“Over the years, I have been blessed by collectors who ask me questions about neat items of postal history for which the postal rates are difficult to determine,” writes Tony Wawrukiewicz in Modern U.S. Mail. In this month’s column, Wawrukiewicz examines a pair of library-rate mailing cards that were once affixed to films also sent using special handling. To determine the somewhat complicated rate breakdowns for the cards, Wawrukiewicz consulted two chapters in his indispensable U.S. Domestic Postal Rates, 1872-2011. Both cards were used to mail a 5-pound package, but the rates were very different because the parcels were mailed eight years apart, in 1977 and 1985. Collectors of modern U.S. postal history will want to keep this column for future reference.

Tip of the week: Dominican Republic 1899-1900 Columbus set

In their tip of the week, Stamp Market Tips columnists Henry Gitner and Rick Miller note a strong market for Latin American countries, with the Dominican Republic being “one of the most popular.” According to Gitner and Miller, a Dominican Republic issue to look for is the 1899-1900 set of 11 Christopher Columbus Mausoleum stamps (Scott 100-110A). “The engraved stamp designs show various scenes from Columbus’ life and voyages as well as his sarcophagus and proposed mausoleum,” Gitner and Miller explain. These attractive stamps were targeted to collectors “in hopes that they would not be used for postage and the funds from their sale could be used to defray the cost of constructing a mausoleum for Columbus’ remains,” according to Gitner and Miller, who tipped the same set in the Aug. 29, 2016, issue of Linn’s.

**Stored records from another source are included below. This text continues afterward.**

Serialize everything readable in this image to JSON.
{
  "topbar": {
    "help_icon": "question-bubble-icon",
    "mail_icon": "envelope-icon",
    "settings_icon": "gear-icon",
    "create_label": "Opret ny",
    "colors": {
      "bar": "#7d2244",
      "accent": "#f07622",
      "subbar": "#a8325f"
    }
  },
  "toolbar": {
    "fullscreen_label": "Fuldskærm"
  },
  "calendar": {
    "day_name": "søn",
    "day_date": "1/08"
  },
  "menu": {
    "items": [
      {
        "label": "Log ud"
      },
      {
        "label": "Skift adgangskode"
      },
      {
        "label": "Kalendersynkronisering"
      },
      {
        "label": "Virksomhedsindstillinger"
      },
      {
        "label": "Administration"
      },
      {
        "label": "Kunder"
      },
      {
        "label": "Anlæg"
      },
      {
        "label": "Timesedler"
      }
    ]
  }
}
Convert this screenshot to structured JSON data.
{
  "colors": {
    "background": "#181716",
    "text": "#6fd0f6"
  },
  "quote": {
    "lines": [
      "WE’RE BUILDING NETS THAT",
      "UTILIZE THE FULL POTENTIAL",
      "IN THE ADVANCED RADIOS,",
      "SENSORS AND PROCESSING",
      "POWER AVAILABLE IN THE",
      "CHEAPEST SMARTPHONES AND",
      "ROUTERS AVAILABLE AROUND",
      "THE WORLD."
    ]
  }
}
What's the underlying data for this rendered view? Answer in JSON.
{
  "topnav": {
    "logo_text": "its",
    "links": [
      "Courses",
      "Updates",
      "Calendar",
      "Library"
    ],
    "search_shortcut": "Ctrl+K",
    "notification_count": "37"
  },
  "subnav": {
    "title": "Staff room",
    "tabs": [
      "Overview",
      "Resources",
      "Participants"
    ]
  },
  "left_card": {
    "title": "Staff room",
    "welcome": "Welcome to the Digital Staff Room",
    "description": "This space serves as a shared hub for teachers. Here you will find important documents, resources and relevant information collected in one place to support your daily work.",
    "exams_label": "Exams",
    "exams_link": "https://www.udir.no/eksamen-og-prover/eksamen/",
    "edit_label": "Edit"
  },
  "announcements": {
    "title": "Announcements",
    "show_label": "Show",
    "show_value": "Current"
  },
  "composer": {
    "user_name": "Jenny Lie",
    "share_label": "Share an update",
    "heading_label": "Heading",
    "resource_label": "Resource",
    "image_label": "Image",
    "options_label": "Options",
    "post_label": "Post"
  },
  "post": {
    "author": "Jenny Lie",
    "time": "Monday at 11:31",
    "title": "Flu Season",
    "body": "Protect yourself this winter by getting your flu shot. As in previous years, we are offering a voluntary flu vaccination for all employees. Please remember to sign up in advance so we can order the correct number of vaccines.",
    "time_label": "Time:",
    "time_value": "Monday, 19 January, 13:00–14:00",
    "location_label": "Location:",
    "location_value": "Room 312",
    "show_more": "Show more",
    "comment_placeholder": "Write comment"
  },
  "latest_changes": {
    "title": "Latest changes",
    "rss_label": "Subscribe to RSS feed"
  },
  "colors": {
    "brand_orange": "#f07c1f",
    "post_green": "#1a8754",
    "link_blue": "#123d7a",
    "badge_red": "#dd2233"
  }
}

Connect with Linn’s Stamp News: 

    Sign up for our newsletter
    Like us on Facebook
    Follow us on Twitter